You can see it by plane, 10 miles south of Clermont, or more conveniently from your armchair online at the Lake County Property Appraiser's website: A very clear Mickey Mouse head just south of Lake Louisa.
The "Mickey Forest" was planted from pine trees in 1992, 23 years ago, following the years of severe freezes that killed a lot of the citrus trees that once grew in the area. It was part of a reforestation program in Lake and Orange Counties that Disney was sponsoring, according to the Orlando Sentinel.
"In addition to making the land more beautiful, the trees will provide habitat, replenish oxygen in the atmosphere, stabilize soil and provide straw for mulch, Katy Moss Warner, general manager of Parks Horticulture for Disney World told the Sentinel at the time.

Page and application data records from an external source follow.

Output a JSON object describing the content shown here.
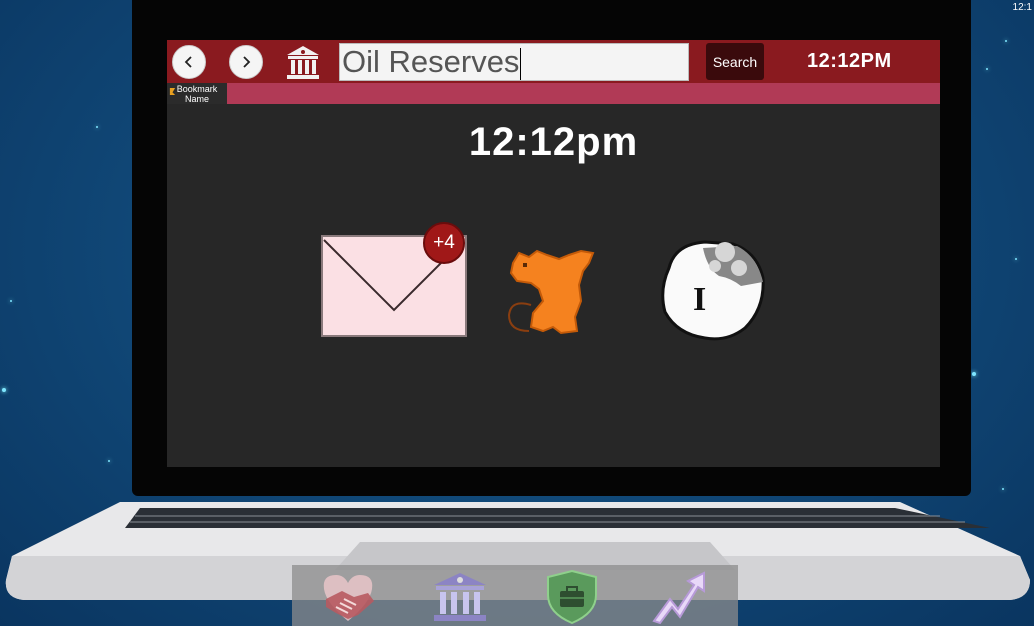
{
  "corner_time": "12:1",
  "browser": {
    "back_icon": "chevron-left-icon",
    "forward_icon": "chevron-right-icon",
    "site_icon": "bank-icon",
    "url_value": "Oil Reserves",
    "search_label": "Search",
    "clock": "12:12PM"
  },
  "bookmarks": [
    {
      "label_line1": "Bookmark",
      "label_line2": "Name",
      "icon": "bookmark-icon"
    }
  ],
  "desktop": {
    "clock": "12:12pm",
    "apps": [
      {
        "name": "mail",
        "icon": "envelope-icon",
        "badge": "+4"
      },
      {
        "name": "mouse",
        "icon": "orange-mouse-icon"
      },
      {
        "name": "info",
        "icon": "helmet-info-icon",
        "glyph": "I"
      }
    ]
  },
  "dock": {
    "items": [
      {
        "icon": "handshake-icon"
      },
      {
        "icon": "bank-icon"
      },
      {
        "icon": "briefcase-shield-icon"
      },
      {
        "icon": "trend-arrow-icon"
      }
    ]
  },
  "colors": {
    "toolbar": "#8a1a1f",
    "bookmark_bar": "#b13a56",
    "screen_bg": "#272727",
    "badge": "#a01818"
  }
}
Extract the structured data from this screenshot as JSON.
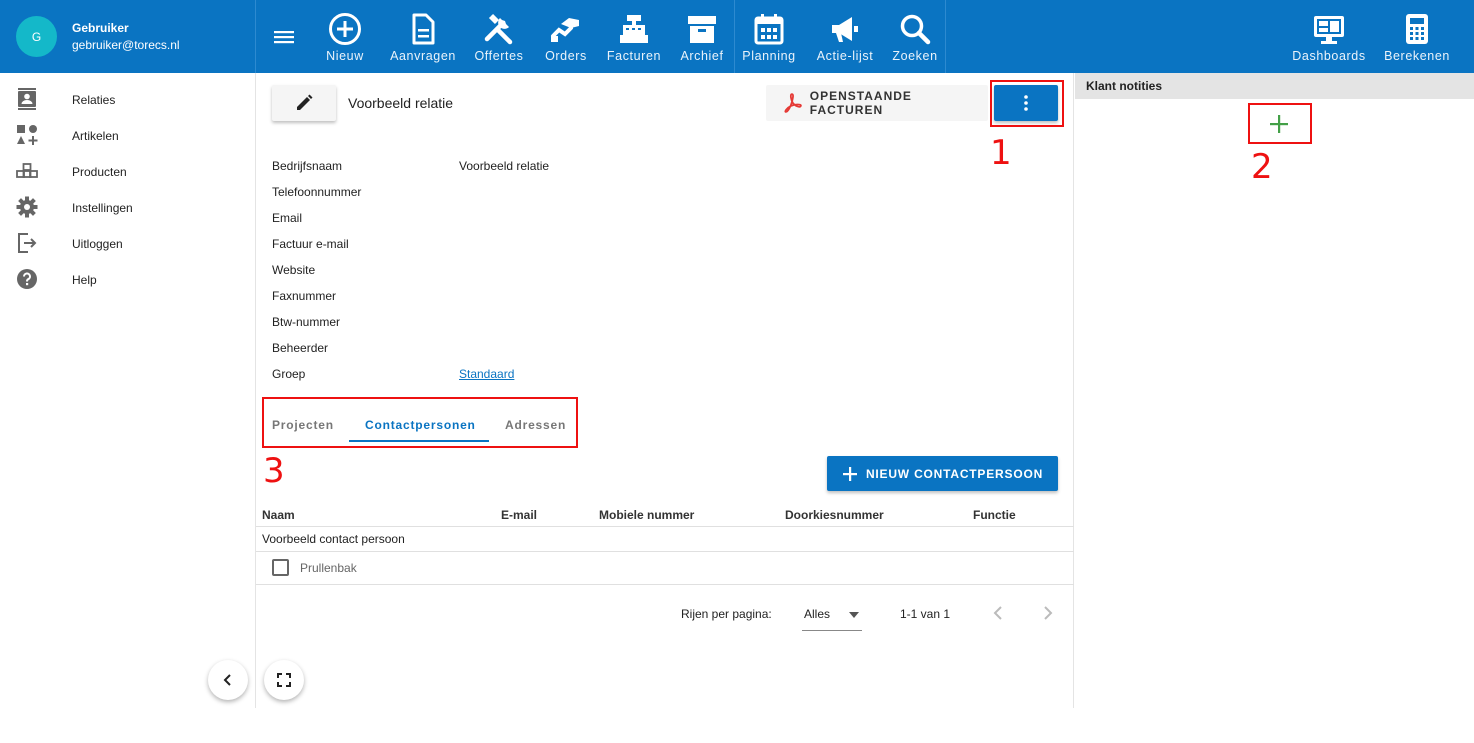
{
  "user": {
    "initial": "G",
    "name": "Gebruiker",
    "email": "gebruiker@torecs.nl"
  },
  "topnav": {
    "items": [
      {
        "label": "Nieuw",
        "icon": "plus-circle-icon"
      },
      {
        "label": "Aanvragen",
        "icon": "document-icon"
      },
      {
        "label": "Offertes",
        "icon": "tools-icon"
      },
      {
        "label": "Orders",
        "icon": "handshake-icon"
      },
      {
        "label": "Facturen",
        "icon": "cash-register-icon"
      },
      {
        "label": "Archief",
        "icon": "archive-icon"
      },
      {
        "label": "Planning",
        "icon": "calendar-icon"
      },
      {
        "label": "Actie-lijst",
        "icon": "megaphone-icon"
      },
      {
        "label": "Zoeken",
        "icon": "search-icon"
      }
    ],
    "right": [
      {
        "label": "Dashboards",
        "icon": "monitor-dashboard-icon"
      },
      {
        "label": "Berekenen",
        "icon": "calculator-icon"
      }
    ]
  },
  "sidebar": {
    "items": [
      {
        "label": "Relaties",
        "icon": "contacts-icon"
      },
      {
        "label": "Artikelen",
        "icon": "shapes-icon"
      },
      {
        "label": "Producten",
        "icon": "blocks-icon"
      },
      {
        "label": "Instellingen",
        "icon": "gear-icon"
      },
      {
        "label": "Uitloggen",
        "icon": "logout-icon"
      },
      {
        "label": "Help",
        "icon": "help-icon"
      }
    ]
  },
  "relation": {
    "title": "Voorbeeld relatie",
    "pdf_button": "OPENSTAANDE FACTUREN",
    "fields": [
      {
        "label": "Bedrijfsnaam",
        "value": "Voorbeeld relatie"
      },
      {
        "label": "Telefoonnummer",
        "value": ""
      },
      {
        "label": "Email",
        "value": ""
      },
      {
        "label": "Factuur e-mail",
        "value": ""
      },
      {
        "label": "Website",
        "value": ""
      },
      {
        "label": "Faxnummer",
        "value": ""
      },
      {
        "label": "Btw-nummer",
        "value": ""
      },
      {
        "label": "Beheerder",
        "value": ""
      },
      {
        "label": "Groep",
        "value": "Standaard"
      }
    ]
  },
  "tabs": {
    "items": [
      "Projecten",
      "Contactpersonen",
      "Adressen"
    ],
    "active": "Contactpersonen"
  },
  "contacts": {
    "new_button": "NIEUW CONTACTPERSOON",
    "columns": [
      "Naam",
      "E-mail",
      "Mobiele nummer",
      "Doorkiesnummer",
      "Functie"
    ],
    "rows": [
      [
        "Voorbeeld contact persoon",
        "",
        "",
        "",
        ""
      ]
    ],
    "trash_label": "Prullenbak"
  },
  "pagination": {
    "rows_label": "Rijen per pagina:",
    "rows_value": "Alles",
    "range": "1-1 van 1"
  },
  "notes": {
    "title": "Klant notities"
  },
  "annotations": [
    "1",
    "2",
    "3"
  ],
  "colors": {
    "primary": "#0a74c2",
    "annotation": "#ee1111",
    "add_green": "#43a047"
  }
}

Back then, Disney owned a couple thousand acres in Lake County that it has since sold. But Mickey remains clearer now than when he was planted with seedlings just a few inches tall across about 60 acres in the middle of a 150-acre tract.
However, its future is uncertain.
The land is owned by Lake Louisa LLC, which is owned by Patriot Transportation in Jacksonville. Patriot has entered into a lease with CEMEX Construction Materials, which has plans to build a 600-acre sand mine on the land. Lake County's planning staff said CEMEX wants to dig a million tons of sand a year from the mine, the Sentinel reported. The operation would have an economic impact of $4.7 million a year on the county, the company said.
Facing a lot of opposition from landowners in the area, and expressing worries that the operation would thwart the county's attempt to create a health-oriented community in the area where the mine is planned, a sector plan called Wellness Way, the county denied the request.
In response, CEMEX sued Lake County and some other parties involved in the opposition.
"We think, as the owners, that this is a wonderful piece of property," said John D. Milton Jr., executive vice president and chief financial officer, and secretary and treasurer of Patriot Transportation. "We love the area and we love the dynamics for the future potential there. We think it will be wonderful as a sand mine. Disney World had to have a lot of it. You can't make concrete without sand."